Retype the following records exactly and exclude the pictures.

══ INFORMATION PROVIDED

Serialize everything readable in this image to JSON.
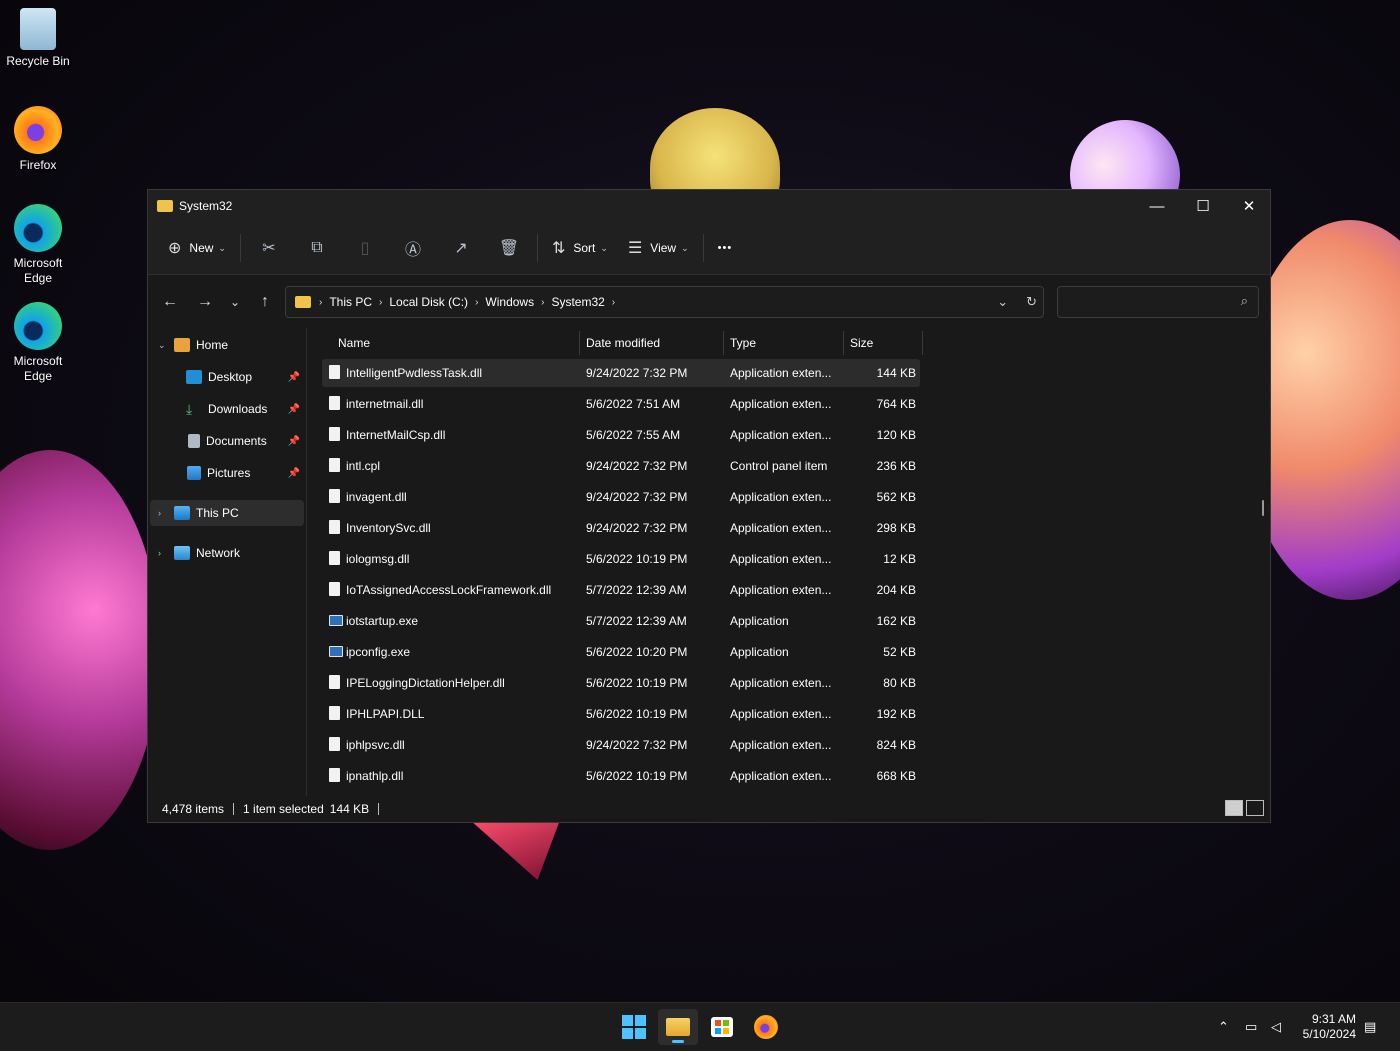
{
  "desktop": {
    "icons": [
      {
        "label": "Recycle Bin"
      },
      {
        "label": "Firefox"
      },
      {
        "label": "Microsoft Edge"
      },
      {
        "label": "Microsoft Edge"
      }
    ]
  },
  "window": {
    "title": "System32",
    "controls": {
      "minimize": "—",
      "maximize": "☐",
      "close": "✕"
    }
  },
  "toolbar": {
    "new_label": "New",
    "sort_label": "Sort",
    "view_label": "View",
    "more_label": "•••"
  },
  "address": {
    "crumbs": [
      "This PC",
      "Local Disk (C:)",
      "Windows",
      "System32"
    ],
    "search_value": "",
    "search_placeholder": ""
  },
  "nav_pane": {
    "items": [
      {
        "label": "Home"
      },
      {
        "label": "Desktop"
      },
      {
        "label": "Downloads"
      },
      {
        "label": "Documents"
      },
      {
        "label": "Pictures"
      },
      {
        "label": "This PC"
      },
      {
        "label": "Network"
      }
    ]
  },
  "file_list": {
    "columns": [
      "Name",
      "Date modified",
      "Type",
      "Size"
    ],
    "rows": [
      {
        "name": "IntelligentPwdlessTask.dll",
        "date": "9/24/2022 7:32 PM",
        "type": "Application exten...",
        "size": "144 KB",
        "icon": "dll"
      },
      {
        "name": "internetmail.dll",
        "date": "5/6/2022 7:51 AM",
        "type": "Application exten...",
        "size": "764 KB",
        "icon": "dll"
      },
      {
        "name": "InternetMailCsp.dll",
        "date": "5/6/2022 7:55 AM",
        "type": "Application exten...",
        "size": "120 KB",
        "icon": "dll"
      },
      {
        "name": "intl.cpl",
        "date": "9/24/2022 7:32 PM",
        "type": "Control panel item",
        "size": "236 KB",
        "icon": "dll"
      },
      {
        "name": "invagent.dll",
        "date": "9/24/2022 7:32 PM",
        "type": "Application exten...",
        "size": "562 KB",
        "icon": "dll"
      },
      {
        "name": "InventorySvc.dll",
        "date": "9/24/2022 7:32 PM",
        "type": "Application exten...",
        "size": "298 KB",
        "icon": "dll"
      },
      {
        "name": "iologmsg.dll",
        "date": "5/6/2022 10:19 PM",
        "type": "Application exten...",
        "size": "12 KB",
        "icon": "dll"
      },
      {
        "name": "IoTAssignedAccessLockFramework.dll",
        "date": "5/7/2022 12:39 AM",
        "type": "Application exten...",
        "size": "204 KB",
        "icon": "dll"
      },
      {
        "name": "iotstartup.exe",
        "date": "5/7/2022 12:39 AM",
        "type": "Application",
        "size": "162 KB",
        "icon": "exe"
      },
      {
        "name": "ipconfig.exe",
        "date": "5/6/2022 10:20 PM",
        "type": "Application",
        "size": "52 KB",
        "icon": "exe"
      },
      {
        "name": "IPELoggingDictationHelper.dll",
        "date": "5/6/2022 10:19 PM",
        "type": "Application exten...",
        "size": "80 KB",
        "icon": "dll"
      },
      {
        "name": "IPHLPAPI.DLL",
        "date": "5/6/2022 10:19 PM",
        "type": "Application exten...",
        "size": "192 KB",
        "icon": "dll"
      },
      {
        "name": "iphlpsvc.dll",
        "date": "9/24/2022 7:32 PM",
        "type": "Application exten...",
        "size": "824 KB",
        "icon": "dll"
      },
      {
        "name": "ipnathlp.dll",
        "date": "5/6/2022 10:19 PM",
        "type": "Application exten...",
        "size": "668 KB",
        "icon": "dll"
      }
    ],
    "selected_index": 0
  },
  "status": {
    "item_count": "4,478 items",
    "selection": "1 item selected",
    "selection_size": "144 KB"
  },
  "taskbar": {
    "time": "9:31 AM",
    "date": "5/10/2024"
  },
  "colors": {
    "accent": "#4cc2ff",
    "folder": "#f0c34a",
    "window_bg": "#191919"
  }
}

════

• TASK ANSWER
Serialize everything readable in this image to JSON.
{
  "desktop": {
    "icons": [
      {
        "label": "Recycle Bin"
      },
      {
        "label": "Firefox"
      },
      {
        "label": "Microsoft Edge"
      },
      {
        "label": "Microsoft Edge"
      }
    ]
  },
  "window": {
    "title": "System32",
    "controls": {
      "minimize": "—",
      "maximize": "☐",
      "close": "✕"
    }
  },
  "toolbar": {
    "new_label": "New",
    "sort_label": "Sort",
    "view_label": "View",
    "more_label": "•••"
  },
  "address": {
    "crumbs": [
      "This PC",
      "Local Disk (C:)",
      "Windows",
      "System32"
    ],
    "search_value": "",
    "search_placeholder": ""
  },
  "nav_pane": {
    "items": [
      {
        "label": "Home"
      },
      {
        "label": "Desktop"
      },
      {
        "label": "Downloads"
      },
      {
        "label": "Documents"
      },
      {
        "label": "Pictures"
      },
      {
        "label": "This PC"
      },
      {
        "label": "Network"
      }
    ]
  },
  "file_list": {
    "columns": [
      "Name",
      "Date modified",
      "Type",
      "Size"
    ],
    "rows": [
      {
        "name": "IntelligentPwdlessTask.dll",
        "date": "9/24/2022 7:32 PM",
        "type": "Application exten...",
        "size": "144 KB",
        "icon": "dll"
      },
      {
        "name": "internetmail.dll",
        "date": "5/6/2022 7:51 AM",
        "type": "Application exten...",
        "size": "764 KB",
        "icon": "dll"
      },
      {
        "name": "InternetMailCsp.dll",
        "date": "5/6/2022 7:55 AM",
        "type": "Application exten...",
        "size": "120 KB",
        "icon": "dll"
      },
      {
        "name": "intl.cpl",
        "date": "9/24/2022 7:32 PM",
        "type": "Control panel item",
        "size": "236 KB",
        "icon": "dll"
      },
      {
        "name": "invagent.dll",
        "date": "9/24/2022 7:32 PM",
        "type": "Application exten...",
        "size": "562 KB",
        "icon": "dll"
      },
      {
        "name": "InventorySvc.dll",
        "date": "9/24/2022 7:32 PM",
        "type": "Application exten...",
        "size": "298 KB",
        "icon": "dll"
      },
      {
        "name": "iologmsg.dll",
        "date": "5/6/2022 10:19 PM",
        "type": "Application exten...",
        "size": "12 KB",
        "icon": "dll"
      },
      {
        "name": "IoTAssignedAccessLockFramework.dll",
        "date": "5/7/2022 12:39 AM",
        "type": "Application exten...",
        "size": "204 KB",
        "icon": "dll"
      },
      {
        "name": "iotstartup.exe",
        "date": "5/7/2022 12:39 AM",
        "type": "Application",
        "size": "162 KB",
        "icon": "exe"
      },
      {
        "name": "ipconfig.exe",
        "date": "5/6/2022 10:20 PM",
        "type": "Application",
        "size": "52 KB",
        "icon": "exe"
      },
      {
        "name": "IPELoggingDictationHelper.dll",
        "date": "5/6/2022 10:19 PM",
        "type": "Application exten...",
        "size": "80 KB",
        "icon": "dll"
      },
      {
        "name": "IPHLPAPI.DLL",
        "date": "5/6/2022 10:19 PM",
        "type": "Application exten...",
        "size": "192 KB",
        "icon": "dll"
      },
      {
        "name": "iphlpsvc.dll",
        "date": "9/24/2022 7:32 PM",
        "type": "Application exten...",
        "size": "824 KB",
        "icon": "dll"
      },
      {
        "name": "ipnathlp.dll",
        "date": "5/6/2022 10:19 PM",
        "type": "Application exten...",
        "size": "668 KB",
        "icon": "dll"
      }
    ],
    "selected_index": 0
  },
  "status": {
    "item_count": "4,478 items",
    "selection": "1 item selected",
    "selection_size": "144 KB"
  },
  "taskbar": {
    "time": "9:31 AM",
    "date": "5/10/2024"
  },
  "colors": {
    "accent": "#4cc2ff",
    "folder": "#f0c34a",
    "window_bg": "#191919"
  }
}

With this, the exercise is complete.